An evident trend in Green Building Rating Systems is the expansion of topics and criteria into increasingly comprehensive and all encompassing programs that look beyond the traditional technical areas of sustainability. The traditional focus was related to environmental aspects of a single building's infrastructure, grounds and indoor environment. However, there is a very apparent migration to include sustainability criteria associated with the activity within the building, or more likely multiple buildings, especially with the more compex occupancies such as Healthcare and Senior Living. The facility types at the leading edge of this emerging trend are generally campus environments, with multiple occupancies housed in a varying inventory of buildings. Although the overall facility type is classified as one activity, e.g. Senior Living, in realty the single 'activity' is comprised of several building occupancy types encompassing most or all of the activity support space. The shifting emphasis is characterized as a holistic sustainability assessment looking at facilities and how they interact and support program activities and outcomes.
Two more recent programs developed to target specific occupancy and activity are the Sustainable Tracking and Rating System (STARS) for higher education and the Senior Living Susutainability Guide (SLSG) for seniors living facilities. Both programs represent industries that are typically campus type facilities and encompass multiple activites and building types to support their respective complex missions. Importantly, both of these programs avoid 'reinventing the wheel' by deferring facilities technical criteria to an existing green building rating system: LEED and/or Green Globes.
Two other very pertinent examples within the traditional green building rating system realm are LEED for Healthcare and Green Globes CIEB for Healthcare, which target new design/constraction and existing buildings respectively. Each of these programs evolved from the orginal labeled rating systems to also address specific sustainability requirements related to hospital activity. LEED for Healthcare, for example, includes a criterion titles 'Areas of Respite', which relates to the facility promoting patient wellness and healing. Contained within the Green Globes CIEB for Healthcare is a criterion for specific lighting requirements unique to healthcare and not necessarily in the energy saving or general indoor environment category.

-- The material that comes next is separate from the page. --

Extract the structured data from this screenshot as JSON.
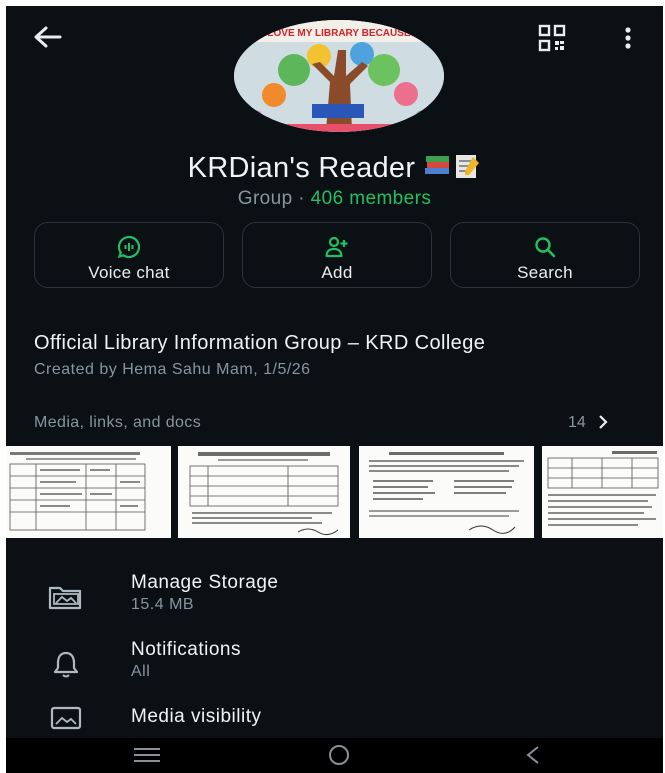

Suffice to conclude that this trend will continue, which will help green building rating systems continue to be relevant, while providing specific institutional industries a comprehensive tool to holistically evaluate the facility and program activity interface. As with any emerging concept, challenges also materialize; one would be overlapping wth accreditation standards, requiring sythesis; another would be the associated demand for either very specially qualified individuals as assessors, or the creation of specialty teams to competently assess and verify compliance with program criteria.
Content Provided By:
Kevin Stover, PE Commercial Program Consultant, Green Building Initiative